Iceland is not exactly associated with walruses or polar bears, although the island is considered the gateway to the Arctic. But while polar bears stray onto the island from time to time, walruses have no connection with it. But that wasn’t always the case, as an international research team has now discovered. Even at the arrival of Vikings 1,100 years ago, there existed a separate population of walruses around the island. But the new residents were probably not good neighbors according to the research results.
The Vikings, who according to tradition arrived in Iceland in 870, were farmers and traders in search of new livelihoods. And apparently the island in the middle of the North Atlantic was perfect for it. For the walrus ivory trade was one of the mainstays of this fabled Norse culture. It has long been known to researchers that walruses must have lived around Iceland. Norse remains and lore had testified to this. But now an international team of scientists has combined different methods and discovered something astonishing. By analyzing old and new walrus DNA, carbon-14 analyses, and closely examining ancient sources on the place names of the remains and the corresponding references to walrus hunting by the Norse, researchers led by Xénia Keighley of the University of Copenhagen and Dr. Hilmar Malmquist of the Icelandic Museum of Natural History were able to shed light on the fate of Icelandic walruses.

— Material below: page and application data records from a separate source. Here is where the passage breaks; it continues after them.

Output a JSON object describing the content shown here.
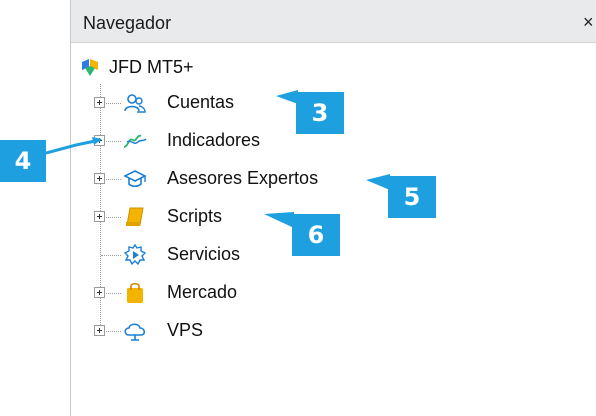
{
  "navigator": {
    "title": "Navegador",
    "close_glyph": "×",
    "root": {
      "label": "JFD MT5+",
      "icon": "metatrader-logo-icon"
    },
    "items": [
      {
        "label": "Cuentas",
        "icon": "accounts-icon",
        "expandable": true
      },
      {
        "label": "Indicadores",
        "icon": "indicators-icon",
        "expandable": true
      },
      {
        "label": "Asesores Expertos",
        "icon": "expert-advisors-icon",
        "expandable": true
      },
      {
        "label": "Scripts",
        "icon": "scripts-icon",
        "expandable": true
      },
      {
        "label": "Servicios",
        "icon": "services-icon",
        "expandable": false
      },
      {
        "label": "Mercado",
        "icon": "market-icon",
        "expandable": true
      },
      {
        "label": "VPS",
        "icon": "vps-cloud-icon",
        "expandable": true
      }
    ]
  },
  "callouts": [
    {
      "number": "3",
      "target": "Cuentas"
    },
    {
      "number": "4",
      "target": "Indicadores"
    },
    {
      "number": "5",
      "target": "Asesores Expertos"
    },
    {
      "number": "6",
      "target": "Scripts"
    }
  ],
  "colors": {
    "callout": "#1ea0e0",
    "titlebar": "#e9eaec",
    "icon_blue": "#1c7fd1",
    "icon_green": "#2bb673",
    "icon_gold": "#f2b400"
  }
}
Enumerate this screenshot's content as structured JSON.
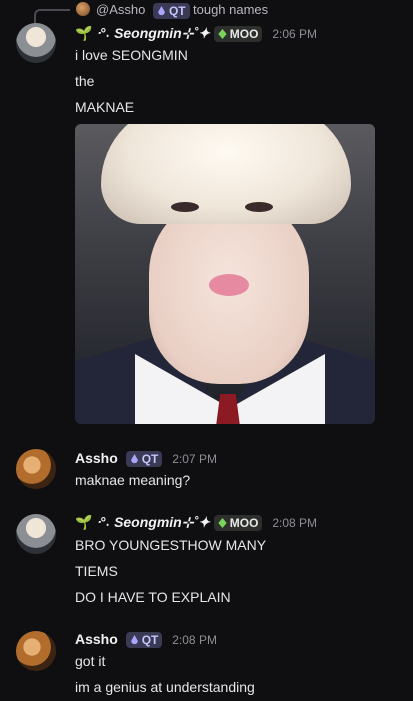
{
  "reply": {
    "name": "@Assho",
    "badge": "QT",
    "text": "tough names"
  },
  "messages": [
    {
      "author": "Seongmin",
      "author_prefix": "ᐧ°˖ ",
      "author_suffix": "⊹˚✦",
      "badge": "MOO",
      "time": "2:06 PM",
      "lines": [
        "i love SEONGMIN",
        "the",
        "MAKNAE"
      ]
    },
    {
      "author": "Assho",
      "badge": "QT",
      "time": "2:07 PM",
      "lines": [
        "maknae meaning?"
      ]
    },
    {
      "author": "Seongmin",
      "author_prefix": "ᐧ°˖ ",
      "author_suffix": "⊹˚✦",
      "badge": "MOO",
      "time": "2:08 PM",
      "lines": [
        "BRO YOUNGESTHOW MANY",
        "TIEMS",
        "DO I HAVE TO EXPLAIN"
      ]
    },
    {
      "author": "Assho",
      "badge": "QT",
      "time": "2:08 PM",
      "lines": [
        "got it",
        "im a genius at understanding"
      ]
    }
  ],
  "colors": {
    "background": "#0f0f11",
    "qt_badge": "#3a3a55",
    "moo_badge": "#2c2f2c",
    "sprout": "#8bd35a"
  },
  "icons": {
    "sprout": "seedling-icon",
    "gem": "green-gem-icon",
    "droplet": "purple-drop-icon"
  }
}
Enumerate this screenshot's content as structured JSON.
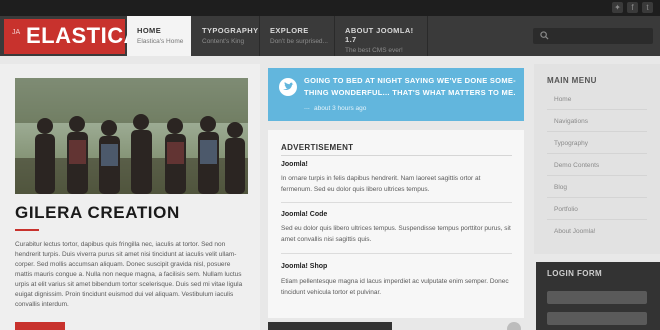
{
  "logo": {
    "ja": "JA",
    "name": "ELASTICA"
  },
  "nav": [
    {
      "label": "HOME",
      "sub": "Elastica's Home"
    },
    {
      "label": "TYPOGRAPHY",
      "sub": "Content's King"
    },
    {
      "label": "EXPLORE",
      "sub": "Don't be surprised..."
    },
    {
      "label": "ABOUT JOOMLA! 1.7",
      "sub": "The best CMS ever!"
    }
  ],
  "article": {
    "title": "GILERA CREATION",
    "body": "Curabitur lectus tortor, dapibus quis fringilla nec, iaculis at tortor. Sed non hendrerit turpis. Duis viverra purus sit amet nisi tincidunt at iaculis velit ullam-corper. Sed mollis accumsan aliquam. Donec suscipit gravida nisl, posuere mattis mauris congue a. Nulla non neque magna, a facilisis sem. Nullam luctus urpis at elit varius sit amet bibendum tortor scelerisque. Duis sed mi vitae ligula euigat dignissim. Proin tincidunt euismod dui vel aliquam. Vestibulum iaculis convallis interdum."
  },
  "tweet": {
    "text": "GOING TO BED AT NIGHT SAYING WE'VE DONE SOME-THING WONDERFUL... THAT'S WHAT MATTERS TO ME.",
    "dots": "...",
    "time": "about 3 hours ago"
  },
  "advertisement": {
    "heading": "ADVERTISEMENT",
    "items": [
      {
        "title": "Joomla!",
        "text": "In ornare turpis in felis dapibus hendrerit. Nam laoreet sagittis ortor at fermenum. Sed eu dolor quis libero ultrices tempus."
      },
      {
        "title": "Joomla! Code",
        "text": "Sed eu dolor quis libero ultrices tempus. Suspendisse tempus porttitor purus, sit amet convallis nisi sagittis quis."
      },
      {
        "title": "Joomla! Shop",
        "text": "Etiam pellentesque magna id lacus imperdiet ac vulputate enim semper. Donec tincidunt vehicula tortor et pulvinar."
      }
    ]
  },
  "main_menu": {
    "heading": "MAIN MENU",
    "items": [
      "Home",
      "Navigations",
      "Typography",
      "Demo Contents",
      "Blog",
      "Portfolio",
      "About Joomla!"
    ]
  },
  "login": {
    "heading": "LOGIN FORM"
  },
  "colors": {
    "accent": "#c8322d",
    "twitter": "#62b6dd",
    "header": "#3a3a3a"
  }
}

Using carbon-14 analysis of walrus remains, the researchers were able to show that walruses had been present on Iceland for thousands of years and then disappeared shortly after the arrival of the new settlers in 870. The DNA samples, obtained from the bones of the archaeological finds and compared with modern walrus samples could prove that the Icelandic walruses had represented their own genetic lineage. “Our work represents one of the earliest examples of local extinction of a marine species following the arrival of humans and their overexploitation of the species. The study further contributes to the debate about the role of humans in megafauna extinctions and supports a growing body of evidence that wherever humans have emerged, the local environment and ecosystems have suffered,” explains Morten Tange Olsen, assistant professor at the GLOBE Institute at the University of Copenhagen and co-author of the of the study.
The Vikings, who had sought a new home on Iceland, dominated the ivory trade. For the material was a luxury good and was sold as far away as India. “We show in our work that even in the age of the Vikings, over 1,000 years ago, commercial hunting, economic drive and trade relations were sufficiently large to result in significant, irreversible ecological damage to the marine environment, which was exacerbated by climatic and volcanic events. The dependence on marine mammals for food and trade has been massively underestimated,” explains Xénia Keighley, lead author of the study. Although most examples of trade and human overexploitation leading to the extinction of marine species are recent, it appears that economic considerations have been placed above ecological ones in the past. Apparently not everything was better back in the good old age.
Source: University of Copenhagen